News | 21 May 2018
Choice Somagaca found out she was HIV positive a week after giving birth to her first born child when she was tested by medical staff at the hospital. Now the Chairperson of the George Local AIDS Council and an inspiration to her community, Choice has come a long way from the dark day when she was first tested for HIV.
“I found out about my HIV status a week after I gave birth to my first born child. I had a high fever that was not going down after giving birth and only on the seventh day I was asked to do an HIV test by the medical staff of the hospital I was at.
It was the worst day of my life. My day turned into night. I was given pre-test counselling although I don’t remember a thing the nurse asked me during that and I was crying the whole session. After seeing the parallel lines of the ELISA test, I went into a very dark zone. And the post-test counselling did not help in any way and that was the last time I heard from any of the nurses who tested and counselled me.
I was angry at myself for a lot of reasons, I was emotionally wounded and very hurt and I felt disappointed.
It took me the longest six months of my life to tell someone. Keeping my status to myself was the hardest thing I ever had to do. I became depressed before I could tell my mom but after I told her I could get the support and love from her.
I started being hopeful for the future of me living a healthy and fruitful life while living positive with HIV.
Seventeen years later my viral load is -40 and my CD4 count is 1,079 – I am healthier than I can imagine. All my children are HIV negative. My daughter, who was seven days old when I found out, is turning 17 in December this year. She is an intelligent young girl and doing grade 11.
I’m optimistic about the future and life in general. I’m employed by the South African Police Service (SAPS) for the past 15 years, I’m also a Peer Educator and an HIV Ambassador in the SAPS. I’m the current Chairperson of the George Local AIDS Council. I do motivational talks when and if requested. I love sharing my journey through life living positive with HIV.
If you have never loved yourself prior testing for HIV, then the time becomes now to love yourself and be gentle with yourself. You can live a healthy and very productive life while living positive with HIV. The virus is not you, it just lives in your blood and with the help of antiretrovirals (ARVs) it can live dormant for as long as you are compliant to your treatment.

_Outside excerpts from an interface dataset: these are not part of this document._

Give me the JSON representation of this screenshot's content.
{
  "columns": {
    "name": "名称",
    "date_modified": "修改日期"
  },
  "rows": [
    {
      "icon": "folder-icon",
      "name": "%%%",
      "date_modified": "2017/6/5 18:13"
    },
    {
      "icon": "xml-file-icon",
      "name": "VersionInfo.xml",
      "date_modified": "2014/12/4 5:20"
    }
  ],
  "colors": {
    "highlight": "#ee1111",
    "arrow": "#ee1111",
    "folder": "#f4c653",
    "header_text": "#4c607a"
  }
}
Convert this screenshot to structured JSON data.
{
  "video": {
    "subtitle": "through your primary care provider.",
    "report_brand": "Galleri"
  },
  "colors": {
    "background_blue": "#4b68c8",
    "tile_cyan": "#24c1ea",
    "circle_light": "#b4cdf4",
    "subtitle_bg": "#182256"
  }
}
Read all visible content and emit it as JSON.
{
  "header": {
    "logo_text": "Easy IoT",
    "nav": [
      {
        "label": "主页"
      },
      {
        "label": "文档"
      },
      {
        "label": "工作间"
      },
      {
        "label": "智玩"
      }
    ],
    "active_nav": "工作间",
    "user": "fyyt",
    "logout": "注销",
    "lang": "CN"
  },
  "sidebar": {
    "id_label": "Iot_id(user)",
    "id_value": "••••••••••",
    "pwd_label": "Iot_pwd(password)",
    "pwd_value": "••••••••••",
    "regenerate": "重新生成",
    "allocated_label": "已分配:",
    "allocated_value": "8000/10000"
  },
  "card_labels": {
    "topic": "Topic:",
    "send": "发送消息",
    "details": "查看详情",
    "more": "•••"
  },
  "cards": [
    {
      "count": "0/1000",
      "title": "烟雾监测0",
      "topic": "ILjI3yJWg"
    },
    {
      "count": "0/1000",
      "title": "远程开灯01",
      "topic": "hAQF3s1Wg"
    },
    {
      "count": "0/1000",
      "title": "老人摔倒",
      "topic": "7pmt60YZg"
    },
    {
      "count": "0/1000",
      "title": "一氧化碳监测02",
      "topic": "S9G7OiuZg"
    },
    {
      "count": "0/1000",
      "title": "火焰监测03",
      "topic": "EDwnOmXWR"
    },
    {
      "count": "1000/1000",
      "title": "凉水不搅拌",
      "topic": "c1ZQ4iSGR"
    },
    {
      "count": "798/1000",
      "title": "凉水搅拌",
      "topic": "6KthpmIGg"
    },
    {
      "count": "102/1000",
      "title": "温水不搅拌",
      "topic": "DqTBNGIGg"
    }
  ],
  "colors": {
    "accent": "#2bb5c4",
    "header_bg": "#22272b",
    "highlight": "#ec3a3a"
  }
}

Go through the emotions and deal with them, ask for help – from family or professionals who work with people who live with HIV.
Love yourself enough not to let a virus destroy or end your life, live one day at a time.”